* WORK INSTRUCTIONS:
Across the records that follow, how many lines contain the string "Details"? Answer with the number only.

Items from an interface collection
=-=-=

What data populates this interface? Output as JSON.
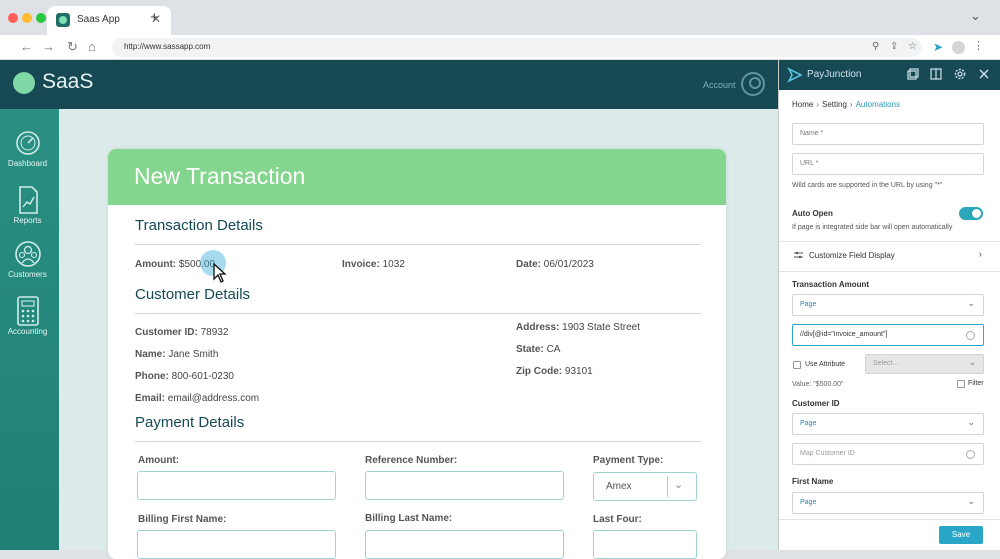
{
  "browser": {
    "tab_title": "Saas App",
    "tab_close": "✕",
    "new_tab": "+",
    "url": "http://www.sassapp.com"
  },
  "app": {
    "logo_text": "SaaS",
    "account_label": "Account",
    "sidebar": [
      {
        "label": "Dashboard",
        "icon": "gauge-icon"
      },
      {
        "label": "Reports",
        "icon": "report-icon"
      },
      {
        "label": "Customers",
        "icon": "customers-icon"
      },
      {
        "label": "Accounting",
        "icon": "calculator-icon"
      }
    ]
  },
  "transaction": {
    "title": "New Transaction",
    "details_title": "Transaction Details",
    "amount_label": "Amount:",
    "amount_value": "$500.00",
    "invoice_label": "Invoice:",
    "invoice_value": "1032",
    "date_label": "Date:",
    "date_value": "06/01/2023",
    "customer_title": "Customer Details",
    "customer_id_label": "Customer ID:",
    "customer_id_value": "78932",
    "name_label": "Name:",
    "name_value": "Jane Smith",
    "phone_label": "Phone:",
    "phone_value": "800-601-0230",
    "email_label": "Email:",
    "email_value": "email@address.com",
    "address_label": "Address:",
    "address_value": "1903 State Street",
    "state_label": "State:",
    "state_value": "CA",
    "zip_label": "Zip Code:",
    "zip_value": "93101",
    "payment_title": "Payment Details",
    "pay_amount_label": "Amount:",
    "reference_label": "Reference Number:",
    "payment_type_label": "Payment Type:",
    "payment_type_value": "Amex",
    "billing_first_label": "Billing First Name:",
    "billing_last_label": "Billing Last Name:",
    "last_four_label": "Last Four:"
  },
  "panel": {
    "brand": "PayJunction",
    "crumbs": [
      "Home",
      "Setting",
      "Automations"
    ],
    "name_placeholder": "Name *",
    "url_placeholder": "URL *",
    "wildcard_note": "Wild cards are supported in the URL by using \"*\"",
    "auto_open_label": "Auto Open",
    "auto_open_note": "If page is integrated side bar will open automatically",
    "customize_label": "Customize Field Display",
    "txn_amount_label": "Transaction Amount",
    "page_option": "Page",
    "xpath_value": "//div[@id=\"invoice_amount\"]",
    "use_attribute_label": "Use Attribute",
    "select_placeholder": "Select...",
    "value_note": "Value: \"$500.00\"",
    "filter_label": "Filter",
    "customer_id_label": "Customer ID",
    "map_customer_placeholder": "Map Customer ID",
    "first_name_label": "First Name",
    "save_label": "Save"
  },
  "colors": {
    "header": "#174955",
    "accent_green": "#84d58d",
    "sidebar": "#2a8f82",
    "panel_accent": "#2aa7b8"
  }
}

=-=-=

* REPLY:
3